Task input ▸

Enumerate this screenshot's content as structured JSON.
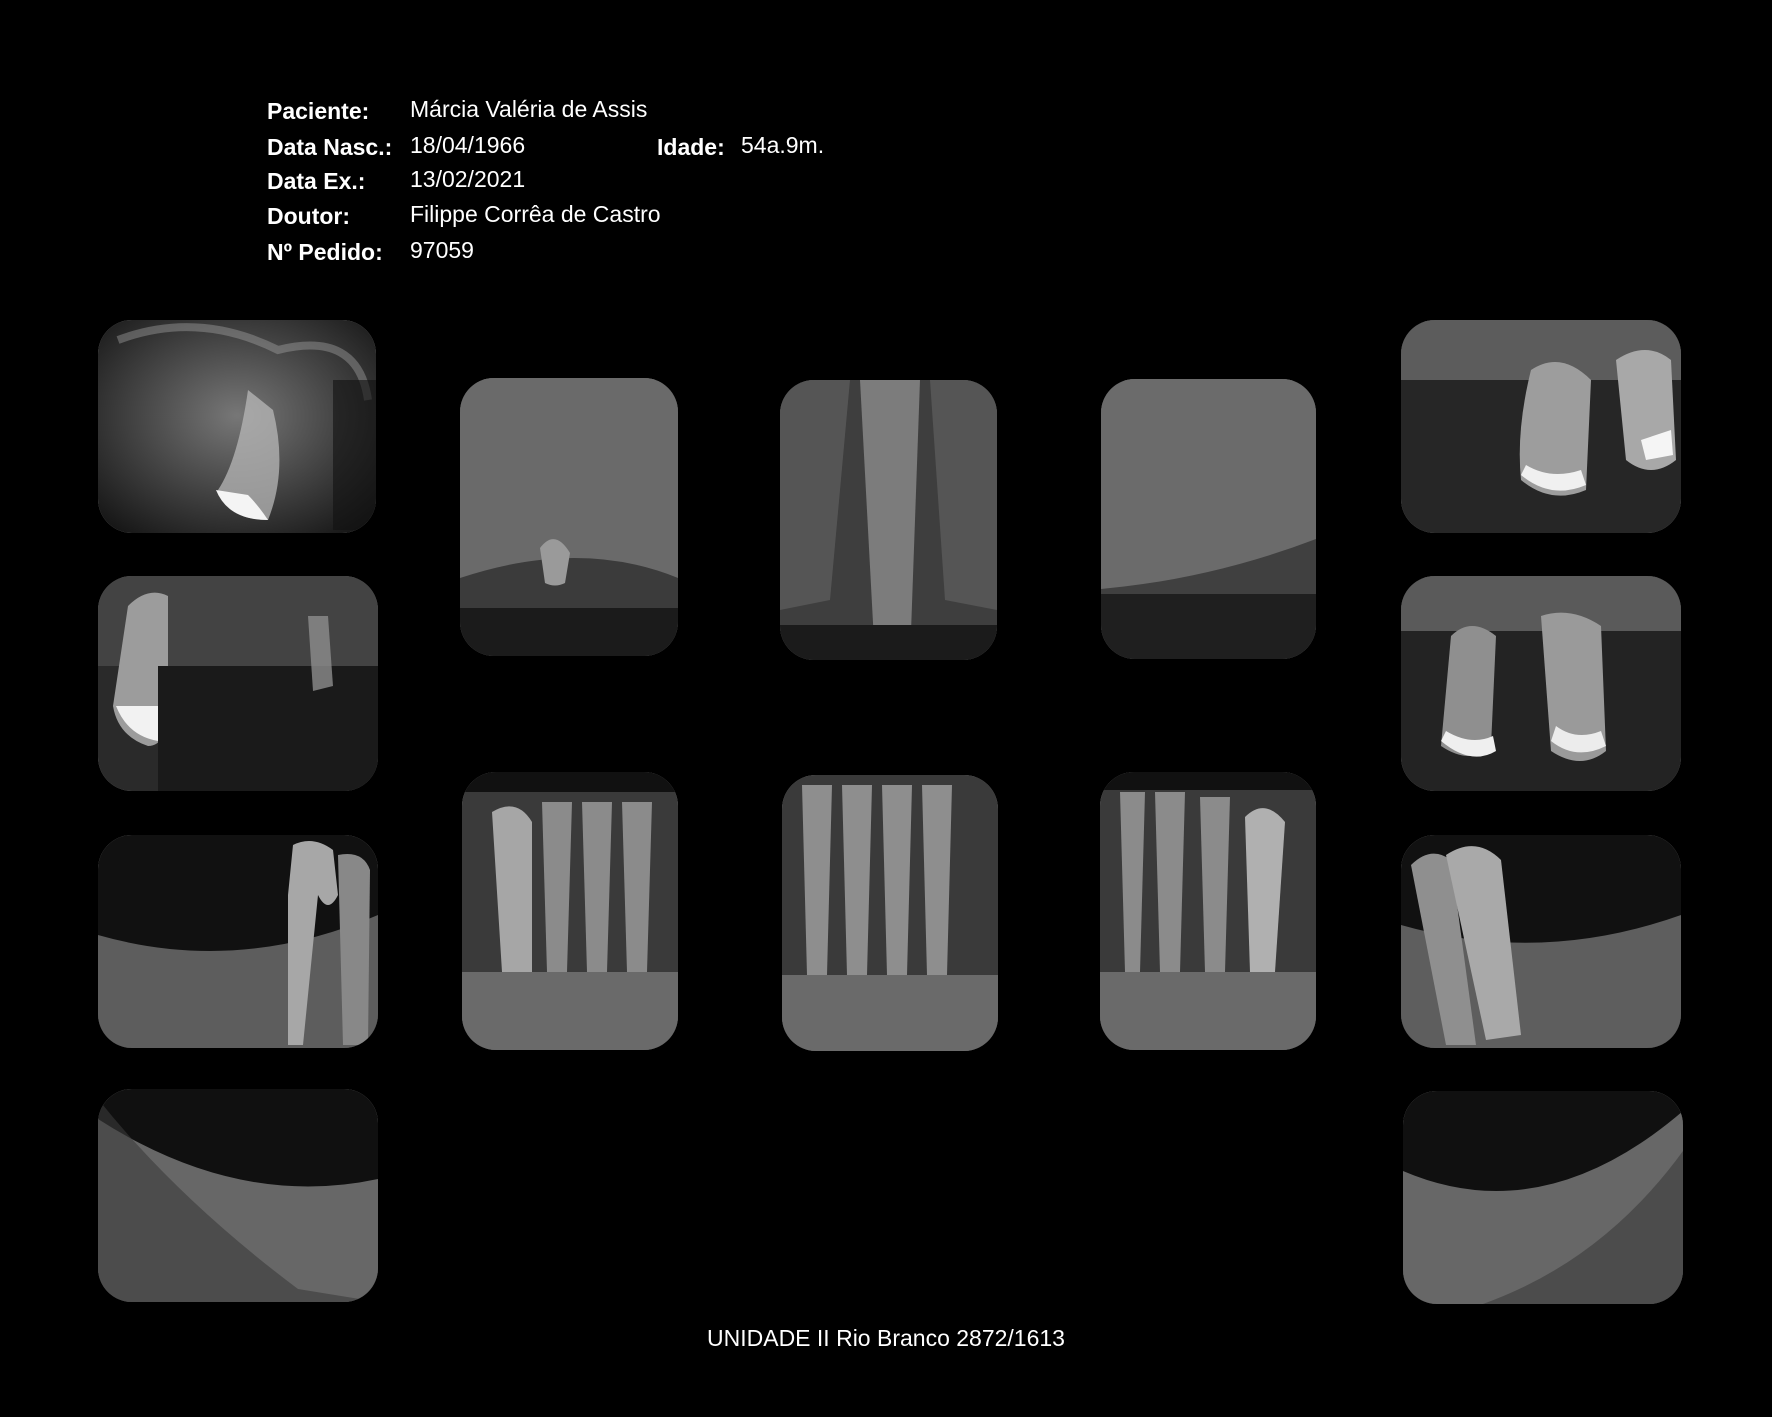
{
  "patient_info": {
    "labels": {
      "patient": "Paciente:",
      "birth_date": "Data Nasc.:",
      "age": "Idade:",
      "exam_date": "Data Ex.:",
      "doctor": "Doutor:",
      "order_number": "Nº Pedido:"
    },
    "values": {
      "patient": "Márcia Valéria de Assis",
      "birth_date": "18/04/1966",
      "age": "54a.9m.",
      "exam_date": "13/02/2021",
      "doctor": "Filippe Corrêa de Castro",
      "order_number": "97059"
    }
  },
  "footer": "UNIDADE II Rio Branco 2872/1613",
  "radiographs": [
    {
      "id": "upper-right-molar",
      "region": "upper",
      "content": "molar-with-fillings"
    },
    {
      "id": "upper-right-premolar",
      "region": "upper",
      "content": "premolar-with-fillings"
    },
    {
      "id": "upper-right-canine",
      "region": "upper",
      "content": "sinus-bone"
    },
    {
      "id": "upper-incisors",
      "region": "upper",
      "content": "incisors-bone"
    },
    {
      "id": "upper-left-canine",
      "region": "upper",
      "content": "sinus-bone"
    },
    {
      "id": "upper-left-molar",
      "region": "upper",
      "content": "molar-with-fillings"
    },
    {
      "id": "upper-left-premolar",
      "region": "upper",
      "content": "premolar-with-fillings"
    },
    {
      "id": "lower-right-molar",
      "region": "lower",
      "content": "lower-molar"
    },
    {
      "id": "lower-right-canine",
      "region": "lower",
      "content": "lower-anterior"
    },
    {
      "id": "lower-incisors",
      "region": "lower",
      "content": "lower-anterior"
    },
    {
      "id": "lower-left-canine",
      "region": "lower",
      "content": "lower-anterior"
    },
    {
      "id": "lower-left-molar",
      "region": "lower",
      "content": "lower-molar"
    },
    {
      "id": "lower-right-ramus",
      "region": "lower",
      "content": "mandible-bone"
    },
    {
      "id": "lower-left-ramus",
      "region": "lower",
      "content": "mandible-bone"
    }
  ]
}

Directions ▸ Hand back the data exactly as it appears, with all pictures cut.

Written solution ▸
Enumerate this screenshot's content as structured JSON.
{
  "patient_info": {
    "labels": {
      "patient": "Paciente:",
      "birth_date": "Data Nasc.:",
      "age": "Idade:",
      "exam_date": "Data Ex.:",
      "doctor": "Doutor:",
      "order_number": "Nº Pedido:"
    },
    "values": {
      "patient": "Márcia Valéria de Assis",
      "birth_date": "18/04/1966",
      "age": "54a.9m.",
      "exam_date": "13/02/2021",
      "doctor": "Filippe Corrêa de Castro",
      "order_number": "97059"
    }
  },
  "footer": "UNIDADE II Rio Branco 2872/1613",
  "radiographs": [
    {
      "id": "upper-right-molar",
      "region": "upper",
      "content": "molar-with-fillings"
    },
    {
      "id": "upper-right-premolar",
      "region": "upper",
      "content": "premolar-with-fillings"
    },
    {
      "id": "upper-right-canine",
      "region": "upper",
      "content": "sinus-bone"
    },
    {
      "id": "upper-incisors",
      "region": "upper",
      "content": "incisors-bone"
    },
    {
      "id": "upper-left-canine",
      "region": "upper",
      "content": "sinus-bone"
    },
    {
      "id": "upper-left-molar",
      "region": "upper",
      "content": "molar-with-fillings"
    },
    {
      "id": "upper-left-premolar",
      "region": "upper",
      "content": "premolar-with-fillings"
    },
    {
      "id": "lower-right-molar",
      "region": "lower",
      "content": "lower-molar"
    },
    {
      "id": "lower-right-canine",
      "region": "lower",
      "content": "lower-anterior"
    },
    {
      "id": "lower-incisors",
      "region": "lower",
      "content": "lower-anterior"
    },
    {
      "id": "lower-left-canine",
      "region": "lower",
      "content": "lower-anterior"
    },
    {
      "id": "lower-left-molar",
      "region": "lower",
      "content": "lower-molar"
    },
    {
      "id": "lower-right-ramus",
      "region": "lower",
      "content": "mandible-bone"
    },
    {
      "id": "lower-left-ramus",
      "region": "lower",
      "content": "mandible-bone"
    }
  ]
}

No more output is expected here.